*Description of the task:*
A word-for-word restatement of the data is what is needed.

(Dataset entries)
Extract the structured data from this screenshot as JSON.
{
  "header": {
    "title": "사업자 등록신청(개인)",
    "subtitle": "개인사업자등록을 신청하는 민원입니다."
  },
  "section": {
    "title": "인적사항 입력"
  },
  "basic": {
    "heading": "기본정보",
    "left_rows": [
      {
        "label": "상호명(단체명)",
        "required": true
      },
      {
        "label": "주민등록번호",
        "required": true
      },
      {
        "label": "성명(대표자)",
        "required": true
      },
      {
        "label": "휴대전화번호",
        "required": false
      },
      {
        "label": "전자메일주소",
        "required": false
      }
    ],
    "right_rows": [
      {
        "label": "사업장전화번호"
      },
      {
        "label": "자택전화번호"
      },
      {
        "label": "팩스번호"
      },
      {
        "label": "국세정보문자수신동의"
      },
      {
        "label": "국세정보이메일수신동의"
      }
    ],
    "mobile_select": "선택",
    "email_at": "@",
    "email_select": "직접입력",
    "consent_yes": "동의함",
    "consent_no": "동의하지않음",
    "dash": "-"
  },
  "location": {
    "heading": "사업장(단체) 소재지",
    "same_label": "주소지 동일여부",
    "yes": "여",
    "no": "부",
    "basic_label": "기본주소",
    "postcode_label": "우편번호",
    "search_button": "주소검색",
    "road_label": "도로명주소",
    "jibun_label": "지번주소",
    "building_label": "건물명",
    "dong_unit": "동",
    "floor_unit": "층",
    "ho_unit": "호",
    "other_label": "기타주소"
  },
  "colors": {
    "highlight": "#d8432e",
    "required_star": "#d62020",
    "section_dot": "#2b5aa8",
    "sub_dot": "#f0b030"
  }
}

*Expected answer:*
Extract the structured data from this screenshot as JSON.
{
  "header": {
    "title": "사업자 등록신청(개인)",
    "subtitle": "개인사업자등록을 신청하는 민원입니다."
  },
  "section": {
    "title": "인적사항 입력"
  },
  "basic": {
    "heading": "기본정보",
    "left_rows": [
      {
        "label": "상호명(단체명)",
        "required": true
      },
      {
        "label": "주민등록번호",
        "required": true
      },
      {
        "label": "성명(대표자)",
        "required": true
      },
      {
        "label": "휴대전화번호",
        "required": false
      },
      {
        "label": "전자메일주소",
        "required": false
      }
    ],
    "right_rows": [
      {
        "label": "사업장전화번호"
      },
      {
        "label": "자택전화번호"
      },
      {
        "label": "팩스번호"
      },
      {
        "label": "국세정보문자수신동의"
      },
      {
        "label": "국세정보이메일수신동의"
      }
    ],
    "mobile_select": "선택",
    "email_at": "@",
    "email_select": "직접입력",
    "consent_yes": "동의함",
    "consent_no": "동의하지않음",
    "dash": "-"
  },
  "location": {
    "heading": "사업장(단체) 소재지",
    "same_label": "주소지 동일여부",
    "yes": "여",
    "no": "부",
    "basic_label": "기본주소",
    "postcode_label": "우편번호",
    "search_button": "주소검색",
    "road_label": "도로명주소",
    "jibun_label": "지번주소",
    "building_label": "건물명",
    "dong_unit": "동",
    "floor_unit": "층",
    "ho_unit": "호",
    "other_label": "기타주소"
  },
  "colors": {
    "highlight": "#d8432e",
    "required_star": "#d62020",
    "section_dot": "#2b5aa8",
    "sub_dot": "#f0b030"
  }
}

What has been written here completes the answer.